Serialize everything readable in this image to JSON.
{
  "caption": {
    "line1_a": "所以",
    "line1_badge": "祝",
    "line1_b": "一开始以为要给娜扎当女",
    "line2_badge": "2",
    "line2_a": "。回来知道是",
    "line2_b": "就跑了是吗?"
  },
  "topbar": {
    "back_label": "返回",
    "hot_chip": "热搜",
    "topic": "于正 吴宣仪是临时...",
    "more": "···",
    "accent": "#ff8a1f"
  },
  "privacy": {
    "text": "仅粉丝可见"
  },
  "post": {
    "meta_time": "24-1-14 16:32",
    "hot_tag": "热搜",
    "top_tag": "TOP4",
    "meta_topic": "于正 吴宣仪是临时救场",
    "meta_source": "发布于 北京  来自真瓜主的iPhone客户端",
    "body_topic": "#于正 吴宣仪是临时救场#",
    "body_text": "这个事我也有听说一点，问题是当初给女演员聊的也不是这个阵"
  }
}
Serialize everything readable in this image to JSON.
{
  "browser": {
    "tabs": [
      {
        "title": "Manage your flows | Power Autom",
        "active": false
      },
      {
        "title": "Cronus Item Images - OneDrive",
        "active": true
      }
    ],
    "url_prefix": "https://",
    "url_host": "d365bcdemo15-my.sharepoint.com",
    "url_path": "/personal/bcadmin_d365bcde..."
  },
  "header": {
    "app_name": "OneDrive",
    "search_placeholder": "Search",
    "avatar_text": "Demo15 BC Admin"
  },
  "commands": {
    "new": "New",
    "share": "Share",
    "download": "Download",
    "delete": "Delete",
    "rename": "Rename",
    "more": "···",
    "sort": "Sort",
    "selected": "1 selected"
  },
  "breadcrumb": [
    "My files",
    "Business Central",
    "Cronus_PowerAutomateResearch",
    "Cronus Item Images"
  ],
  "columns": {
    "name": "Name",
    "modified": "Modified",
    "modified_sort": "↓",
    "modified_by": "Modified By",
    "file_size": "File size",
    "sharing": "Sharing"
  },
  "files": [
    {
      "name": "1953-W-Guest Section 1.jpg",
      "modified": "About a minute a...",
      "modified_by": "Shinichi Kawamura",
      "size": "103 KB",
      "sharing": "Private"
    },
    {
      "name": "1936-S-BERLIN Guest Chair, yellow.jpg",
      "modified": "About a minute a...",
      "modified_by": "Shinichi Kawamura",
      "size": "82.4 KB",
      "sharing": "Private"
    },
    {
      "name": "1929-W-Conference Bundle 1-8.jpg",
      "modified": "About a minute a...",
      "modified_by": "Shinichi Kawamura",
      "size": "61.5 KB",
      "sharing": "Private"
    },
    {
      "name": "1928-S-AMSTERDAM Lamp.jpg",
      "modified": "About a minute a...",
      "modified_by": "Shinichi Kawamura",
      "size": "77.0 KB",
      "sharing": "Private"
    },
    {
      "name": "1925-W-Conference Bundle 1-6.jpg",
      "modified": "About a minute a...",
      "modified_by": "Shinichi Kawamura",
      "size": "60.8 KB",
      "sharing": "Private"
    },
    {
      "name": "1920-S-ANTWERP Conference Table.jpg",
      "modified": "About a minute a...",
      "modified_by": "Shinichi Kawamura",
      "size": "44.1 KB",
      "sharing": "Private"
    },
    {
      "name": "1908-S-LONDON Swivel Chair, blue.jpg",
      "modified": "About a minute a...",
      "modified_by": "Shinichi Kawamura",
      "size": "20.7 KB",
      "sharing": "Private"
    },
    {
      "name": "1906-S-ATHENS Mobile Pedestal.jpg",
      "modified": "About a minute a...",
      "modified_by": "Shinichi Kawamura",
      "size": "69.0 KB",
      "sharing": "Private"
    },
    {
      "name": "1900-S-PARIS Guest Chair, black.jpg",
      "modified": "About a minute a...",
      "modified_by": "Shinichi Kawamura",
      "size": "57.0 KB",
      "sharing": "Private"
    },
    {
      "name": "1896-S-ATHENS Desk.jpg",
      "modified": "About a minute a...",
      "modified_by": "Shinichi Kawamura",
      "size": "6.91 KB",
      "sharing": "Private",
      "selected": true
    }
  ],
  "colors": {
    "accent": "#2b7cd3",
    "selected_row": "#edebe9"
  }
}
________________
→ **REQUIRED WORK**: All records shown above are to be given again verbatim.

→ **RESPONSE TO THE TASK**:
Serialize everything readable in this image to JSON.
{
  "caption": {
    "line1_a": "所以",
    "line1_badge": "祝",
    "line1_b": "一开始以为要给娜扎当女",
    "line2_badge": "2",
    "line2_a": "。回来知道是",
    "line2_b": "就跑了是吗?"
  },
  "topbar": {
    "back_label": "返回",
    "hot_chip": "热搜",
    "topic": "于正 吴宣仪是临时...",
    "more": "···",
    "accent": "#ff8a1f"
  },
  "privacy": {
    "text": "仅粉丝可见"
  },
  "post": {
    "meta_time": "24-1-14 16:32",
    "hot_tag": "热搜",
    "top_tag": "TOP4",
    "meta_topic": "于正 吴宣仪是临时救场",
    "meta_source": "发布于 北京  来自真瓜主的iPhone客户端",
    "body_topic": "#于正 吴宣仪是临时救场#",
    "body_text": "这个事我也有听说一点，问题是当初给女演员聊的也不是这个阵"
  }
}
Serialize everything readable in this image to JSON.
{
  "browser": {
    "tabs": [
      {
        "title": "Manage your flows | Power Autom",
        "active": false
      },
      {
        "title": "Cronus Item Images - OneDrive",
        "active": true
      }
    ],
    "url_prefix": "https://",
    "url_host": "d365bcdemo15-my.sharepoint.com",
    "url_path": "/personal/bcadmin_d365bcde..."
  },
  "header": {
    "app_name": "OneDrive",
    "search_placeholder": "Search",
    "avatar_text": "Demo15 BC Admin"
  },
  "commands": {
    "new": "New",
    "share": "Share",
    "download": "Download",
    "delete": "Delete",
    "rename": "Rename",
    "more": "···",
    "sort": "Sort",
    "selected": "1 selected"
  },
  "breadcrumb": [
    "My files",
    "Business Central",
    "Cronus_PowerAutomateResearch",
    "Cronus Item Images"
  ],
  "columns": {
    "name": "Name",
    "modified": "Modified",
    "modified_sort": "↓",
    "modified_by": "Modified By",
    "file_size": "File size",
    "sharing": "Sharing"
  },
  "files": [
    {
      "name": "1953-W-Guest Section 1.jpg",
      "modified": "About a minute a...",
      "modified_by": "Shinichi Kawamura",
      "size": "103 KB",
      "sharing": "Private"
    },
    {
      "name": "1936-S-BERLIN Guest Chair, yellow.jpg",
      "modified": "About a minute a...",
      "modified_by": "Shinichi Kawamura",
      "size": "82.4 KB",
      "sharing": "Private"
    },
    {
      "name": "1929-W-Conference Bundle 1-8.jpg",
      "modified": "About a minute a...",
      "modified_by": "Shinichi Kawamura",
      "size": "61.5 KB",
      "sharing": "Private"
    },
    {
      "name": "1928-S-AMSTERDAM Lamp.jpg",
      "modified": "About a minute a...",
      "modified_by": "Shinichi Kawamura",
      "size": "77.0 KB",
      "sharing": "Private"
    },
    {
      "name": "1925-W-Conference Bundle 1-6.jpg",
      "modified": "About a minute a...",
      "modified_by": "Shinichi Kawamura",
      "size": "60.8 KB",
      "sharing": "Private"
    },
    {
      "name": "1920-S-ANTWERP Conference Table.jpg",
      "modified": "About a minute a...",
      "modified_by": "Shinichi Kawamura",
      "size": "44.1 KB",
      "sharing": "Private"
    },
    {
      "name": "1908-S-LONDON Swivel Chair, blue.jpg",
      "modified": "About a minute a...",
      "modified_by": "Shinichi Kawamura",
      "size": "20.7 KB",
      "sharing": "Private"
    },
    {
      "name": "1906-S-ATHENS Mobile Pedestal.jpg",
      "modified": "About a minute a...",
      "modified_by": "Shinichi Kawamura",
      "size": "69.0 KB",
      "sharing": "Private"
    },
    {
      "name": "1900-S-PARIS Guest Chair, black.jpg",
      "modified": "About a minute a...",
      "modified_by": "Shinichi Kawamura",
      "size": "57.0 KB",
      "sharing": "Private"
    },
    {
      "name": "1896-S-ATHENS Desk.jpg",
      "modified": "About a minute a...",
      "modified_by": "Shinichi Kawamura",
      "size": "6.91 KB",
      "sharing": "Private",
      "selected": true
    }
  ],
  "colors": {
    "accent": "#2b7cd3",
    "selected_row": "#edebe9"
  }
}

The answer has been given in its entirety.